With half-time looming, Argentina finally made it into the game. Number eight Javier Desio was able to get outside Scott Williams at outside centre and make a good amount of metres. As Wales formed up, Ross Moriarty tried to kill the attack with a spot blitz, but Guido Petti managed to evade him and carry through the gap left before finding Bautista Delguy to score.
Nicolas Sanchez missed the conversion, but Los Pumas had made the scoreboard and had something to take into the half-time break.
Wales were still firmly in the driving seat though, and established that within two minutes of the second half starting when Rhys Patchell nailed a penalty from just inside his own half.
As the game settled down there was again the issue of handling errors from Argentina, as they struggled to build any momentum after their try at the end of the first period. They seemed to lack the intensity and confidence to put the Welsh defence under any serious pressure, and when the visitors turned the screw at the scrum, the lead was stretched to 25-5.
Then, with attacking position inside the Argentina half, Wales struck with ball-in-hand. Ellis Jenkins set up quick ball, before some superb handling from Scott Williams, Hallam Amos, Ross Moriarty released George North down the left wing. The soon-to-be Osprey drew the final defender before Amos popped back up on his inside for a second Welsh try.
That try effectively ended the game as a contest some 20 minutes from full-time, as Wales started to utilise their replacement bench and the momentum of the game struggled to recover. Argentina continued to struggle with possession retention, finishing the game having conceded a whopping 23 turnovers, as the players lurched from set piece to set piece.
In the end the only real action left was to come after the clock had turned red, with Wales still pushing penalties into the corner with the aim of inflicting even greater pain on Argentina in front of their home fans.
As players moved away from a ruck on the right wing, Nicolas Sanchez had a little dig at Ross Moriarty, with the Welsh number eight reacting by putting the home fly-half in some kind of wrestling hold and refusing to let go despite the attention of the assistant referee. In the end, after some more handbags were thrown, refere Jaco Peyper dismissed the Dragons-bound back-rower from the field.
With a man disadvantage, Wales could not stop Argentina marching down into the red zone, and after yet another sloppy set piece, replacement hooker Julian Montoya was very fortunate to find himself with possession and a wide open blindside to score in the corner.

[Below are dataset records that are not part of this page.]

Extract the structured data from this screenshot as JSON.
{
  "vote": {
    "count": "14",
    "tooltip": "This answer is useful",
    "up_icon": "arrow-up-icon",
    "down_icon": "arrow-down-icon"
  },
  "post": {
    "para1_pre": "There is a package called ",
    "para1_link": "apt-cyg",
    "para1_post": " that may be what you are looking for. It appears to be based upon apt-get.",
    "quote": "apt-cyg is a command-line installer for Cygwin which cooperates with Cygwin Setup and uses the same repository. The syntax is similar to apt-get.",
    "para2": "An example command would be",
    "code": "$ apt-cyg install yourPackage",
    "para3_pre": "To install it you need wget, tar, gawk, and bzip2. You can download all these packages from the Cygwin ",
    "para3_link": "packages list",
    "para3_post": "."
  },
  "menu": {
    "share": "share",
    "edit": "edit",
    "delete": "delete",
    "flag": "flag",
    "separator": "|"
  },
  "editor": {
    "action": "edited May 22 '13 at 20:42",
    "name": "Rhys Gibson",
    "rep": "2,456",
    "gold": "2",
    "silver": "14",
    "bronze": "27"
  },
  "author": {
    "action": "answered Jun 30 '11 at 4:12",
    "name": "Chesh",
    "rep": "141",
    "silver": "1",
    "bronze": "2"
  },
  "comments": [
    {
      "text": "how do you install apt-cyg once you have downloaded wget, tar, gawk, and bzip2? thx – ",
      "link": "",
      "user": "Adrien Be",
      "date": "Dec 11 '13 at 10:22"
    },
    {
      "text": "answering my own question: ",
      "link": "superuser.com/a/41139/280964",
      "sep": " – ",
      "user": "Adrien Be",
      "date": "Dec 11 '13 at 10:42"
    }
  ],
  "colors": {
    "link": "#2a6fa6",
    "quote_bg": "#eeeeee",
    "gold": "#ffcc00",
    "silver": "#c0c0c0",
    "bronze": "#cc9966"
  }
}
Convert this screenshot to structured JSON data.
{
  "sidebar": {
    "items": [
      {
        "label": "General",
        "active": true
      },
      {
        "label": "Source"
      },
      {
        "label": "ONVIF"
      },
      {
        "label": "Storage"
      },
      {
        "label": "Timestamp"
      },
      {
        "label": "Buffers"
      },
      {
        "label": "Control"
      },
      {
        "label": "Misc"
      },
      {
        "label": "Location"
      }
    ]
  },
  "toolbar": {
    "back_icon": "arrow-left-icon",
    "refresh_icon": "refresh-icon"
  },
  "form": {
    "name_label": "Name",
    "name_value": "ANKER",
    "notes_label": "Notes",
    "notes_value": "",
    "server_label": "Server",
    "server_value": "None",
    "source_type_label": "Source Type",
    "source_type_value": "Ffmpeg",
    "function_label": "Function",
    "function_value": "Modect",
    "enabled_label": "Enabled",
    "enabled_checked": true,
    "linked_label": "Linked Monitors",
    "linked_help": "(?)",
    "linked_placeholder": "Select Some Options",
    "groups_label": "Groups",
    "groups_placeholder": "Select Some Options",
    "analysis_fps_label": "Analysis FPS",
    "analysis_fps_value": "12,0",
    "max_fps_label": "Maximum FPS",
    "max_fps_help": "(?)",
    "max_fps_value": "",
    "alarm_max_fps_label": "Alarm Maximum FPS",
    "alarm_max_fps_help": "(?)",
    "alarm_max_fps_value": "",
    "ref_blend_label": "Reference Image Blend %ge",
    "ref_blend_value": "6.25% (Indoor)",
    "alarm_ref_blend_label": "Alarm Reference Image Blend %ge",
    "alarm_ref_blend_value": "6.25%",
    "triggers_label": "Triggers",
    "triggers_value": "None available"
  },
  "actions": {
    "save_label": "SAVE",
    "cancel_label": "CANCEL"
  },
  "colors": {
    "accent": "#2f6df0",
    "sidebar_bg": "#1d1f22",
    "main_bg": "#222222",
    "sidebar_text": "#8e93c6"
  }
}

Sanchez kicked the extras, but the score still showed a 12-30 away victory.
A sour note to end the tour upon, but it doesn’t take away from the huge positives on the table for Warren Gatland as the World Cup comes hurtling towards us at an alarming rate.
Were Argentina really top level opposition? No they weren’t, and Wales will face much tougher tests between now and September 2019, but the confidence gleamed from the last three weeks will do no harm to this squad and the coaching staff, as well as the general Welsh rugby public.
Without the likes of Ken Owens, Samson Lee, Alun Wyn Jones, Sam Warburton, Justin Tipuric, Taulupe Faletau, Dan Biggar, Jon Davies, Liam Williams and Leigh Halfpenny the squad have stepped up superbly, and Gatland now has a plethora of options at his disposal in most positions around the field.
Equally pleasing will be the style of rugby played over the last three games, with some excellent tries scored being capped off by Hallam Amos’ effort on Saturday. The acid test for Wales will now come in the Autumn though, with Australia and South Africa coming to Cardiff, while Tonga and Scotland present potential banana peels.